» **Activity**
Within the data below, count the lines that include the word "bitter". Provide the number and nothing further.

» **Task data**
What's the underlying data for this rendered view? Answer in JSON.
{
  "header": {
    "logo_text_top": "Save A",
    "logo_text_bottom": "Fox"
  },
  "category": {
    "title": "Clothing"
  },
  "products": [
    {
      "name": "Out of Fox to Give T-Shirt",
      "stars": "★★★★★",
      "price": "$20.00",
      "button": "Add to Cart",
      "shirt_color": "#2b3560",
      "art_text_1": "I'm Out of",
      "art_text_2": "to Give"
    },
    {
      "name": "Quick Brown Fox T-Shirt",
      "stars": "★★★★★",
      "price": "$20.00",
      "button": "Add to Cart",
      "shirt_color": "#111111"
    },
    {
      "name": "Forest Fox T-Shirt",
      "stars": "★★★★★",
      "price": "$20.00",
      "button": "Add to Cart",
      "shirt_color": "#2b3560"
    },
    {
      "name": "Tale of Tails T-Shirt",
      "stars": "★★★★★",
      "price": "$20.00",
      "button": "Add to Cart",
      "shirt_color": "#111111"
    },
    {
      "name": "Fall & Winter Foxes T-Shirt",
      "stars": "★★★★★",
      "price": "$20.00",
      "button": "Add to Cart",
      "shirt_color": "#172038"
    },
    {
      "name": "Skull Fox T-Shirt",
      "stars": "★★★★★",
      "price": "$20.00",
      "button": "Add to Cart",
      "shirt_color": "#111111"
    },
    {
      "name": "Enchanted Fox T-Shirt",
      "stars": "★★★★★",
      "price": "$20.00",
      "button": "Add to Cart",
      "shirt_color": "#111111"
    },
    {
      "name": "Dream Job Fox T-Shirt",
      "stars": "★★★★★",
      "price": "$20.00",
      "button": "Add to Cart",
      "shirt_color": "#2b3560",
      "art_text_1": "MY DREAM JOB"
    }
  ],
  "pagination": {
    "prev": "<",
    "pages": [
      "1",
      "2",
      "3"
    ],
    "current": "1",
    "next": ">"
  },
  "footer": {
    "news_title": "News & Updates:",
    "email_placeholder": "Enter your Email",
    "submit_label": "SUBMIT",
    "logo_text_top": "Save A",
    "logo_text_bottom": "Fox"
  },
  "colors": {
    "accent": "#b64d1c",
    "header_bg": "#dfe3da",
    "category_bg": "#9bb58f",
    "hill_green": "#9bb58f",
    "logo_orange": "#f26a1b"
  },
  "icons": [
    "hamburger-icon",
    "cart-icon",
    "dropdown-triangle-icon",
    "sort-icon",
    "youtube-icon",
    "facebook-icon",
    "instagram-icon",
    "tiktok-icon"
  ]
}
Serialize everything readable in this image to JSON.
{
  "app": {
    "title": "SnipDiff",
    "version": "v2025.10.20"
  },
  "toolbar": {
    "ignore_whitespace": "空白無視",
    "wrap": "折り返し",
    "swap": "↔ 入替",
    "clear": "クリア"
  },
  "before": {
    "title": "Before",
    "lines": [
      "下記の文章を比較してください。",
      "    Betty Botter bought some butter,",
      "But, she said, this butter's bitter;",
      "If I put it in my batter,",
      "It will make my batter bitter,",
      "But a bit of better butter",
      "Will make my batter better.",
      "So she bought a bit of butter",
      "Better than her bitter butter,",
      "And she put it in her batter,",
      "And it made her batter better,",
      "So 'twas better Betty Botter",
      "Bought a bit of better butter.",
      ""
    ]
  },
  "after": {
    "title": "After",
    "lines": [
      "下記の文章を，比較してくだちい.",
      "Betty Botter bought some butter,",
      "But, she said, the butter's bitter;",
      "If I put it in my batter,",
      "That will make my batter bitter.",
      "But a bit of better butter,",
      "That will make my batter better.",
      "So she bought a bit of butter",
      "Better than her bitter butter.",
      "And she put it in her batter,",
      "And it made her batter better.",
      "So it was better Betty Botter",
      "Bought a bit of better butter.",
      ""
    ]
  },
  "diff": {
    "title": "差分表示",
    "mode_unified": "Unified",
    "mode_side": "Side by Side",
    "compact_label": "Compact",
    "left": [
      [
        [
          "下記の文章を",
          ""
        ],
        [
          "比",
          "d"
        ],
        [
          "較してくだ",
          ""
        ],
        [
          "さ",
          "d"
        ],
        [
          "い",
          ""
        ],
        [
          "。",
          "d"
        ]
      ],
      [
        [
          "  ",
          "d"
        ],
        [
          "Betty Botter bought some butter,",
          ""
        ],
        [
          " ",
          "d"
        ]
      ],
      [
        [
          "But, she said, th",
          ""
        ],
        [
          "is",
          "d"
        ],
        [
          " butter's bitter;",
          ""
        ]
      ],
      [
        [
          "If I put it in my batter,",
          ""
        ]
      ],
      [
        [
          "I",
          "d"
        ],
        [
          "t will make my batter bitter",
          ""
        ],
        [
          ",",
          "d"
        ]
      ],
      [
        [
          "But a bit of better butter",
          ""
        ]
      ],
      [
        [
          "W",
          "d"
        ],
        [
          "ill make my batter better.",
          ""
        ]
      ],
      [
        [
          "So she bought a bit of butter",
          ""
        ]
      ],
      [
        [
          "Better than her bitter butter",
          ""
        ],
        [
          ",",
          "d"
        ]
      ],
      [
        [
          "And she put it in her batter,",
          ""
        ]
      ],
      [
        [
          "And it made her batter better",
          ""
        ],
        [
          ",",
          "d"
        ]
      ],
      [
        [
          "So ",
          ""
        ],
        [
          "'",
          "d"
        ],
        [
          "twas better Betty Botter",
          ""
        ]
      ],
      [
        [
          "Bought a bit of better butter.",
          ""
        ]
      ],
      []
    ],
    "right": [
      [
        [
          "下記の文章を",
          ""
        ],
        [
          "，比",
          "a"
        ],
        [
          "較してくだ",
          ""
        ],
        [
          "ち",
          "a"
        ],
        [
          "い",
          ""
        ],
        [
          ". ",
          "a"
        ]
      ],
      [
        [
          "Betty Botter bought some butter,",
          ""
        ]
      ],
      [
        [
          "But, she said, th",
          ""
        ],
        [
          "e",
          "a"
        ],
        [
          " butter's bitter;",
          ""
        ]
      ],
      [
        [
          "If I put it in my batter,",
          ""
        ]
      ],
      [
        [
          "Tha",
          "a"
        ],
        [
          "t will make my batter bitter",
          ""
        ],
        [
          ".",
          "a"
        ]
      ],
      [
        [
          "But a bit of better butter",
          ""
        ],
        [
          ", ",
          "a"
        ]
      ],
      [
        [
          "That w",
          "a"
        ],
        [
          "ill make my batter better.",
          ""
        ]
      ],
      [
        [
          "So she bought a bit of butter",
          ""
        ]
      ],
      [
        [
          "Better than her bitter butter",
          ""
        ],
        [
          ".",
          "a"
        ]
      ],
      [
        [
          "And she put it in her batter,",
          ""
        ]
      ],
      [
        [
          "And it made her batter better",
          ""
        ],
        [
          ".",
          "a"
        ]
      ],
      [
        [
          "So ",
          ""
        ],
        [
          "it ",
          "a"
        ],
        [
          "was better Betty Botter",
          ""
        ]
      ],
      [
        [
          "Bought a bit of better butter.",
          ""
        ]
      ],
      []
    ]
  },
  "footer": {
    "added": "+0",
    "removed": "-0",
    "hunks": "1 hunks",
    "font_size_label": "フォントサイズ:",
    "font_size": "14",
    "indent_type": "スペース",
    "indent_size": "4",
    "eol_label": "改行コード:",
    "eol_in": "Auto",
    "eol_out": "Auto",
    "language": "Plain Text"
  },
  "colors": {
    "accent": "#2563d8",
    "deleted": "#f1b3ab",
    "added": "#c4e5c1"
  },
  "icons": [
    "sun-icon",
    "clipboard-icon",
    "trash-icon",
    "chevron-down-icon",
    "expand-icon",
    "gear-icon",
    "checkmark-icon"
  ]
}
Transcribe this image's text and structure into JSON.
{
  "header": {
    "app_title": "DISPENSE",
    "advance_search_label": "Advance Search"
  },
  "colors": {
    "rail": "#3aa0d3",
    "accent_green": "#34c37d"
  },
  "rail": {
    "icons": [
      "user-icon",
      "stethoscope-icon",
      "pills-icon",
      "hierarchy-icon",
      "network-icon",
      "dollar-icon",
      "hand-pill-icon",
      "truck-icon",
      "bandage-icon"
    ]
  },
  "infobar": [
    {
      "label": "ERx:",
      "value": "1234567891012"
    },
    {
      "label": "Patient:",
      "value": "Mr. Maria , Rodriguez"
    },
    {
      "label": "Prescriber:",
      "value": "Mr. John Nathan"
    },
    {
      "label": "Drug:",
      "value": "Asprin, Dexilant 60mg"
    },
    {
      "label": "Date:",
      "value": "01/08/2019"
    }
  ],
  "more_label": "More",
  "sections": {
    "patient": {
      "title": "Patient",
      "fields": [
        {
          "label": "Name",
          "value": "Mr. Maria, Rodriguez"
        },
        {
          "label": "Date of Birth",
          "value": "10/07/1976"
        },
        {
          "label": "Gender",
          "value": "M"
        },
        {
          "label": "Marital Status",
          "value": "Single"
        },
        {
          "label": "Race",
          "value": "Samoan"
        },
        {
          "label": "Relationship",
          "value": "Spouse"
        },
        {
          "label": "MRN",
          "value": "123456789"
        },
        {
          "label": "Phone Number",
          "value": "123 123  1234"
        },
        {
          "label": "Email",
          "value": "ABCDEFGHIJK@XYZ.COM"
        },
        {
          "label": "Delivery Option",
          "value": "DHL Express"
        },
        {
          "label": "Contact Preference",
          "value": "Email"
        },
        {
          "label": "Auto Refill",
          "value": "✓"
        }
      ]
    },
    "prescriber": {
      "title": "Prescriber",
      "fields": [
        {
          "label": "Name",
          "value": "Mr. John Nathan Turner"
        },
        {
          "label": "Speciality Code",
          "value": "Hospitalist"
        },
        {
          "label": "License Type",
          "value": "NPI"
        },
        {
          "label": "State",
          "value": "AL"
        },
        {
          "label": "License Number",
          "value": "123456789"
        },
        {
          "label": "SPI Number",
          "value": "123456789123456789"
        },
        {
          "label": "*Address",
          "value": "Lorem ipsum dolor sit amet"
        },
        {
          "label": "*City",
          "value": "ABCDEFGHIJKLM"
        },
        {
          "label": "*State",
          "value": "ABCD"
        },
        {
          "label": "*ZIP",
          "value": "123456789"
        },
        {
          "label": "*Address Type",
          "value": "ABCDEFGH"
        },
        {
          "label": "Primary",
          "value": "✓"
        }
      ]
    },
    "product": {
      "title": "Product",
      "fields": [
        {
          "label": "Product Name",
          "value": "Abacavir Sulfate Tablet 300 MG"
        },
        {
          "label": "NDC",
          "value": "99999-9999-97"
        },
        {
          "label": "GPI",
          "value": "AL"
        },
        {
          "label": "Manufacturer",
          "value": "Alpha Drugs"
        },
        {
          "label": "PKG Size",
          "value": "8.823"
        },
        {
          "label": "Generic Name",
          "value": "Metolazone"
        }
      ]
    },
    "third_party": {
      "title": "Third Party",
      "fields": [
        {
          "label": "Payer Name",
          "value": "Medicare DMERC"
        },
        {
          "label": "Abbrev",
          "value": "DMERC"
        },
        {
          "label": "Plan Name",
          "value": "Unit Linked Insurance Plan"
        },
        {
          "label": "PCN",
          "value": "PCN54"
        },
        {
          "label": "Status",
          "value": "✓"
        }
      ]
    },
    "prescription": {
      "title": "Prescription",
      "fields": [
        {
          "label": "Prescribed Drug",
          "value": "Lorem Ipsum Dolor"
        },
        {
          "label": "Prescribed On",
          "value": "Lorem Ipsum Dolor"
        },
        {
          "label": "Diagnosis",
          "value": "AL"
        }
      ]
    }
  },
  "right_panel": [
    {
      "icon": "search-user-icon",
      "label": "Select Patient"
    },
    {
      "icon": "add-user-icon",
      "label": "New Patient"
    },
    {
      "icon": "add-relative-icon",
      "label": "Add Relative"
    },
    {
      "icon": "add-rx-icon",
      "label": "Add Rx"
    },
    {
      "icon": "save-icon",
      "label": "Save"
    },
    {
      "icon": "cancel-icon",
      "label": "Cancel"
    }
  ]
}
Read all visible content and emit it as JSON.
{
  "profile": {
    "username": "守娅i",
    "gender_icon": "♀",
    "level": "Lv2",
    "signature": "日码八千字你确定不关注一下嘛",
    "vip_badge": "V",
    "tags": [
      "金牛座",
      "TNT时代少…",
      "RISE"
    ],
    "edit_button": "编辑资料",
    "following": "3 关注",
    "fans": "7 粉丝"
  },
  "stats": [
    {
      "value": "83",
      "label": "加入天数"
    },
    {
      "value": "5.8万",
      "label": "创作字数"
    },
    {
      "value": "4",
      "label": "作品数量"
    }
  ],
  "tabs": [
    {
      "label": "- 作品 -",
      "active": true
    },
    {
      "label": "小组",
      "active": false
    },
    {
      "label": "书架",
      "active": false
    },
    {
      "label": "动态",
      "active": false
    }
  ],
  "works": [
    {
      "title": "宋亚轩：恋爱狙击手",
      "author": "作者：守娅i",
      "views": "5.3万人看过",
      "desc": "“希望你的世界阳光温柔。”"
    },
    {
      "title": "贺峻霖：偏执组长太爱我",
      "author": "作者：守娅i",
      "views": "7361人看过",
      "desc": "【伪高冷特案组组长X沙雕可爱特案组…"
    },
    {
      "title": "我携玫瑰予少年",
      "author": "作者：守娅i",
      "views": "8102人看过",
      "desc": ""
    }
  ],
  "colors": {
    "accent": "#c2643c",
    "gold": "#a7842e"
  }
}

» **Solution to the problem**
12